The H&R Block blog offers several tips for tax preparers to help clients recover from the devastation of Hurricane Sandy.

"With an estimated 60 million Americans who were in the path of Hurricane Sandy, that means one in five Americans could be facing some sort of recovery from this storm," wrote blogger Teresa Clark. "For some, it could be things like catching up on missed days of work and school, while others start the tremendous task of recovery from loss of life of those they love, as are many in the Caribbean. Somewhere between is the task of recovering from property loss."

Though aimed primarily at consumers, the blog also offers tips for preparers to bear in mind:

Casualty loss and tax assistance: If your client sustained material loss or damage from the storm in a place determined to be federally declared disaster area, they could be eligible for tax relief from the IRS for casualty losses and financial assistance from FEMA. The IRS defines a casualty loss as the "result from the damage, destruction or loss of your property from any sudden, unexpected, or unusual event such as a flood, hurricane, tornado, fire, earthquake ... ."

Clark noted that the earlier insurance claims are filed, the sooner the reimbursement process can begin and homes can be restored -- but it's important to remember that property losses not covered by insurance are often tax-deductible, but insurance reimbursement information is needed to accurately calculate a casualty loss claimed on a tax return. Among the expenses that can be deducted are homeowner's and renter's deductibles on any claims made that were disaster-related, and clients may be able to defer taxes on any gain from insurance proceeds by replacing damaged property with similar property. Casualty losses incurred in federal disaster areas can be claimed as itemized tax deductions on the current year's tax return or on an original or amended tax return for the previous year.

Generally, the following taxpayers are eligible to claim a casualty loss resulting from a federally declared disaster: individuals who live in the covered disaster area; relief workers assisting government agencies in recovery efforts; those who have a main place of business in the covered disaster area; and those who have books and records in the disaster area that are needed to complete tax returns.

The IRS identifies affected taxpayers located in the disaster area and automatically applies filing and payment relief. Affected taxpayers outside the disaster area can request tax relief from the IRS by calling (866) 562-5227.

IRS records: Affected clients may need to reconstruct tax records lost in the disaster to apply for a disaster loan or grant. According to Clark, it isn't easy for many people to quickly get copies of past years' tax returns and it is especially difficult for those recovering from losing many of their possessions.
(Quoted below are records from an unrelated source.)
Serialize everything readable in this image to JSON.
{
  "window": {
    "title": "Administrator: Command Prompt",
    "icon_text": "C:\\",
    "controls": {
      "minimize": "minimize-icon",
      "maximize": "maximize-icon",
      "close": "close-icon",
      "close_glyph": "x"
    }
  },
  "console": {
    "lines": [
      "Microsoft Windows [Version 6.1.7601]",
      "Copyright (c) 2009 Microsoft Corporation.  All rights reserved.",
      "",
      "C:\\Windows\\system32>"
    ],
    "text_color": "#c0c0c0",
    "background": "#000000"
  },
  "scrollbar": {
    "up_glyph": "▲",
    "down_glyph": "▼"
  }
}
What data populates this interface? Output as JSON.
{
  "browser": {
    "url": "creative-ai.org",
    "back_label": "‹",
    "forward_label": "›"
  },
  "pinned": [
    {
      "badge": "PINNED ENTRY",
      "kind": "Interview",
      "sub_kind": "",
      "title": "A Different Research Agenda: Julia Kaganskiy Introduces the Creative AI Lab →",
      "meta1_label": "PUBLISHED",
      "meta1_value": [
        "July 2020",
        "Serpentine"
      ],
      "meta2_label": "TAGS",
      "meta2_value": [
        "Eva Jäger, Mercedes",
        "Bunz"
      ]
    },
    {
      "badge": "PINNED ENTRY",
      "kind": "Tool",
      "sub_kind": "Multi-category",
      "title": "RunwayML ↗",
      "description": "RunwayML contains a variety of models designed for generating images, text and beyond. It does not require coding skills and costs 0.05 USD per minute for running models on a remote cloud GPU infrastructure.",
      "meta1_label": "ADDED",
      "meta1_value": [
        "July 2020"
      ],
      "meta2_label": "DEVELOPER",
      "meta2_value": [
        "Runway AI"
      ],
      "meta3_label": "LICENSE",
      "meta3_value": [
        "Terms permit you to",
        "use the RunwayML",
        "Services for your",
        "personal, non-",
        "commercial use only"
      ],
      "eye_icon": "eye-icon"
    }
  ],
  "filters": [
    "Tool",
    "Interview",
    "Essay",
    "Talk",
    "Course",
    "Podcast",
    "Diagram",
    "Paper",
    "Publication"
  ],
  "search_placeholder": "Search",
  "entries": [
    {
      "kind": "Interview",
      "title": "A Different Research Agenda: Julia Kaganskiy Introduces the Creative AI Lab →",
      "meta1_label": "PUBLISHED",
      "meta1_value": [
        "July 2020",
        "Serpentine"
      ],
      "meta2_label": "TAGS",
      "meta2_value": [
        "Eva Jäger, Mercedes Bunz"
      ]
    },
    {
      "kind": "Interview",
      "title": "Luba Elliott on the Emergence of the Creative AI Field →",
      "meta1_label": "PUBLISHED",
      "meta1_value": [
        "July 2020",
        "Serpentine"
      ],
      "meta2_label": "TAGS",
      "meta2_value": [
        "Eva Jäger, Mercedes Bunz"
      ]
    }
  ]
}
The IRS will waive the usual fees and expedite requests for a copy of a tax return or for a transcript of a return by contacting the IRS at (800) 829-1040.

Donations: Clients' financial contributions to organizations like the American Red Cross are tax-deductible when claimed as itemized deductions, Clark pointed out. For charitable donations to be tax-deductible, they must be made to qualified, tax-exempt organizations (IRS-approved nonprofit religious, educational or charitable groups). Make sure clients have receipts for contributions. For example, if a client makes a donation from a smart phone, be sure they save the phone bill as proof of the donation.